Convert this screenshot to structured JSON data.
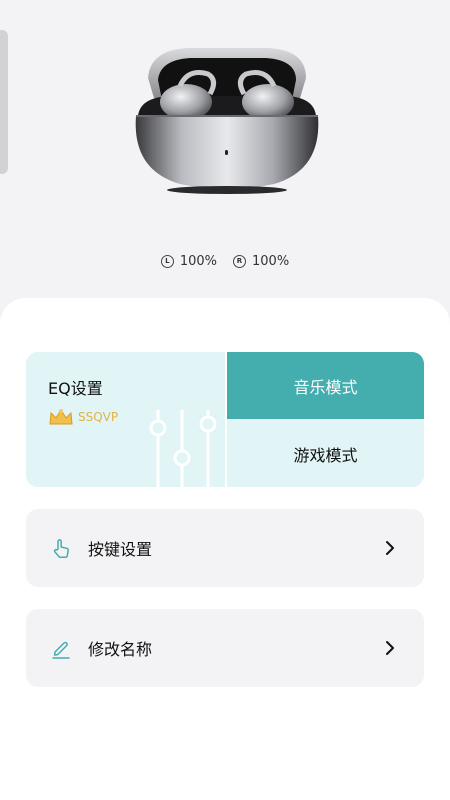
{
  "battery": {
    "left_badge": "L",
    "left_value": "100%",
    "right_badge": "R",
    "right_value": "100%"
  },
  "eq": {
    "title": "EQ设置",
    "vip_label": "SSQVP",
    "modes": [
      {
        "label": "音乐模式",
        "selected": true
      },
      {
        "label": "游戏模式",
        "selected": false
      }
    ]
  },
  "settings": {
    "key_settings_label": "按键设置",
    "rename_label": "修改名称"
  },
  "colors": {
    "accent": "#44adad",
    "eq_background": "#e1f4f6",
    "vip_gold": "#e0b34a"
  },
  "icons": {
    "key_settings": "tap-hand-icon",
    "rename": "pen-icon",
    "chevron": "chevron-right-icon"
  }
}
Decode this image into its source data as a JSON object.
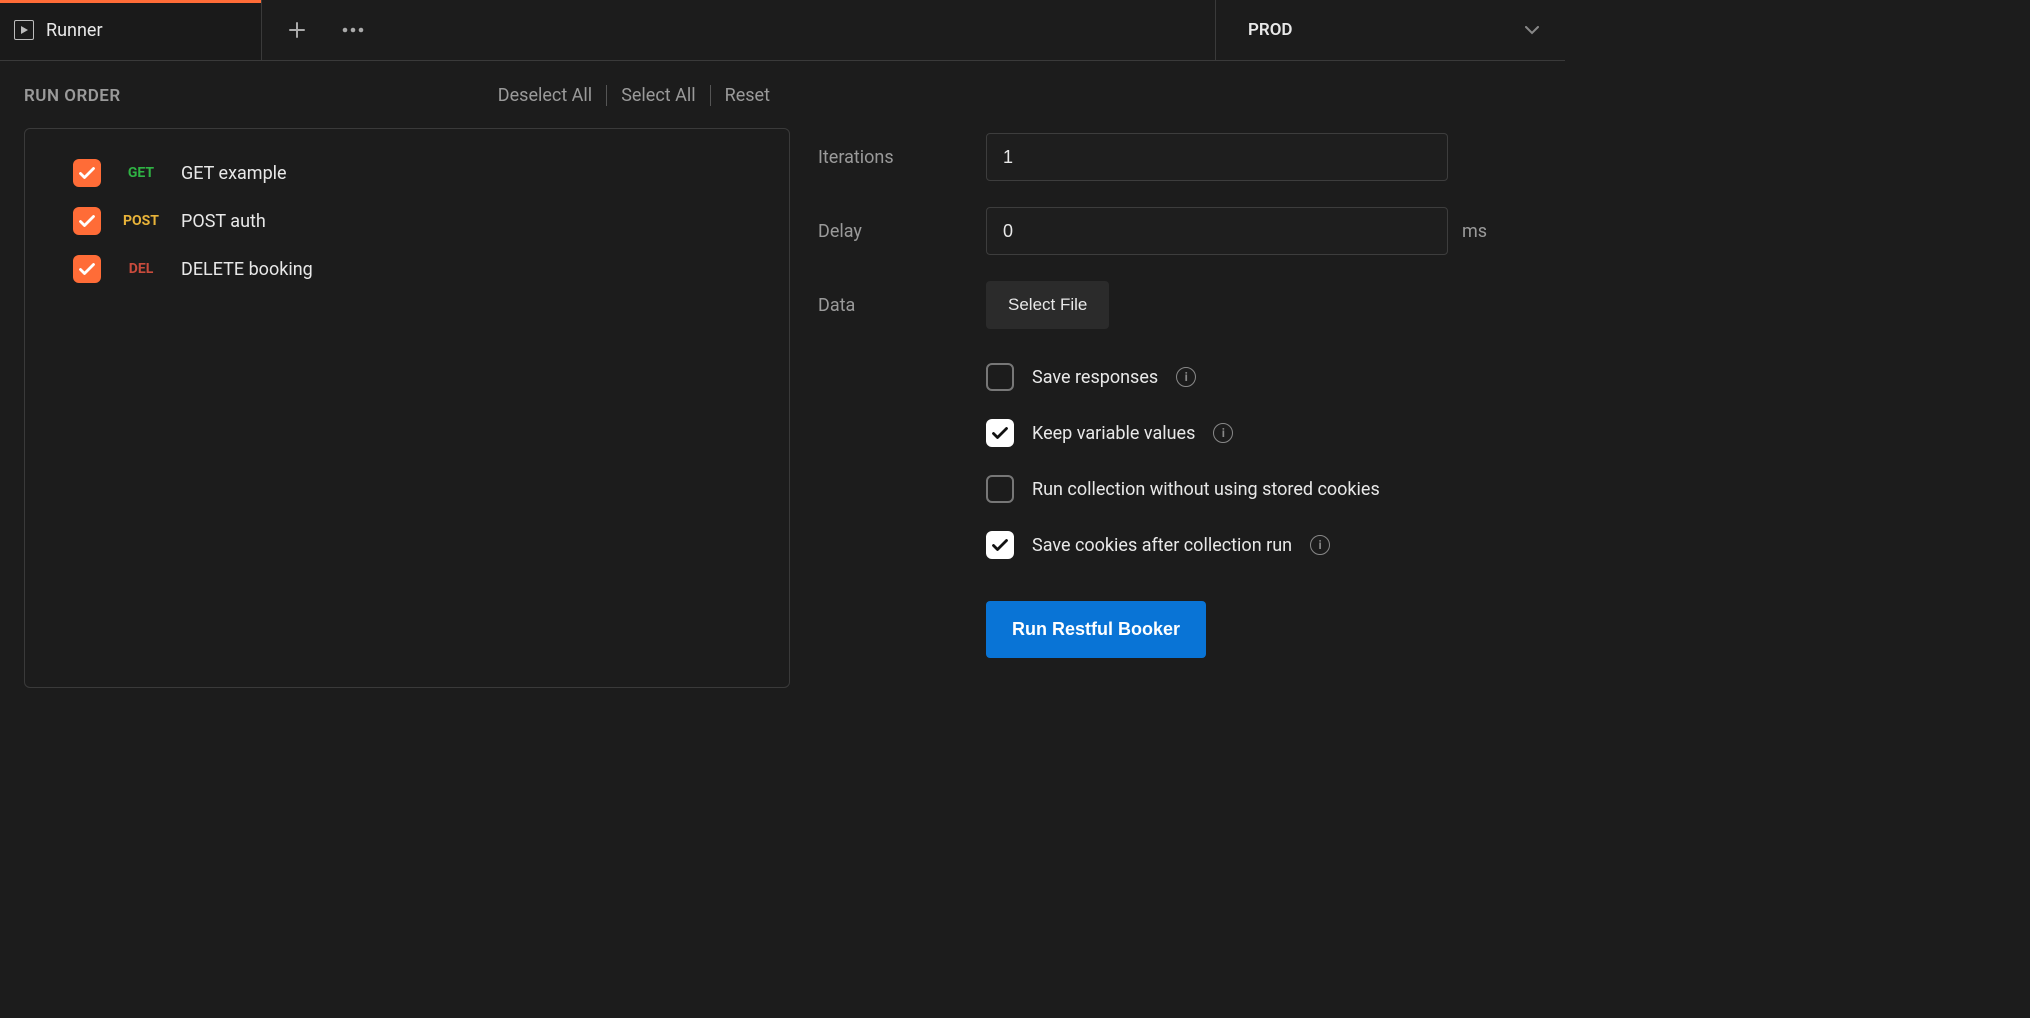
{
  "tab": {
    "label": "Runner"
  },
  "environment": {
    "selected": "PROD"
  },
  "runOrder": {
    "heading": "RUN ORDER",
    "actions": {
      "deselectAll": "Deselect All",
      "selectAll": "Select All",
      "reset": "Reset"
    },
    "items": [
      {
        "method": "GET",
        "methodClass": "get",
        "name": "GET example",
        "checked": true
      },
      {
        "method": "POST",
        "methodClass": "post",
        "name": "POST auth",
        "checked": true
      },
      {
        "method": "DEL",
        "methodClass": "del",
        "name": "DELETE booking",
        "checked": true
      }
    ]
  },
  "settings": {
    "iterations": {
      "label": "Iterations",
      "value": "1"
    },
    "delay": {
      "label": "Delay",
      "value": "0",
      "unit": "ms"
    },
    "data": {
      "label": "Data",
      "button": "Select File"
    },
    "options": {
      "saveResponses": {
        "label": "Save responses",
        "checked": false,
        "info": true
      },
      "keepVarValues": {
        "label": "Keep variable values",
        "checked": true,
        "info": true
      },
      "noStoredCookies": {
        "label": "Run collection without using stored cookies",
        "checked": false,
        "info": false
      },
      "saveCookiesAfter": {
        "label": "Save cookies after collection run",
        "checked": true,
        "info": true
      }
    }
  },
  "runButton": "Run Restful Booker"
}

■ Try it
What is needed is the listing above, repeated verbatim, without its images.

■ The answer
Convert this screenshot to structured JSON data.
{
  "battery": {
    "left_badge": "L",
    "left_value": "100%",
    "right_badge": "R",
    "right_value": "100%"
  },
  "eq": {
    "title": "EQ设置",
    "vip_label": "SSQVP",
    "modes": [
      {
        "label": "音乐模式",
        "selected": true
      },
      {
        "label": "游戏模式",
        "selected": false
      }
    ]
  },
  "settings": {
    "key_settings_label": "按键设置",
    "rename_label": "修改名称"
  },
  "colors": {
    "accent": "#44adad",
    "eq_background": "#e1f4f6",
    "vip_gold": "#e0b34a"
  },
  "icons": {
    "key_settings": "tap-hand-icon",
    "rename": "pen-icon",
    "chevron": "chevron-right-icon"
  }
}
Decode this image into its source data as a JSON object.
{
  "tab": {
    "label": "Runner"
  },
  "environment": {
    "selected": "PROD"
  },
  "runOrder": {
    "heading": "RUN ORDER",
    "actions": {
      "deselectAll": "Deselect All",
      "selectAll": "Select All",
      "reset": "Reset"
    },
    "items": [
      {
        "method": "GET",
        "methodClass": "get",
        "name": "GET example",
        "checked": true
      },
      {
        "method": "POST",
        "methodClass": "post",
        "name": "POST auth",
        "checked": true
      },
      {
        "method": "DEL",
        "methodClass": "del",
        "name": "DELETE booking",
        "checked": true
      }
    ]
  },
  "settings": {
    "iterations": {
      "label": "Iterations",
      "value": "1"
    },
    "delay": {
      "label": "Delay",
      "value": "0",
      "unit": "ms"
    },
    "data": {
      "label": "Data",
      "button": "Select File"
    },
    "options": {
      "saveResponses": {
        "label": "Save responses",
        "checked": false,
        "info": true
      },
      "keepVarValues": {
        "label": "Keep variable values",
        "checked": true,
        "info": true
      },
      "noStoredCookies": {
        "label": "Run collection without using stored cookies",
        "checked": false,
        "info": false
      },
      "saveCookiesAfter": {
        "label": "Save cookies after collection run",
        "checked": true,
        "info": true
      }
    }
  },
  "runButton": "Run Restful Booker"
}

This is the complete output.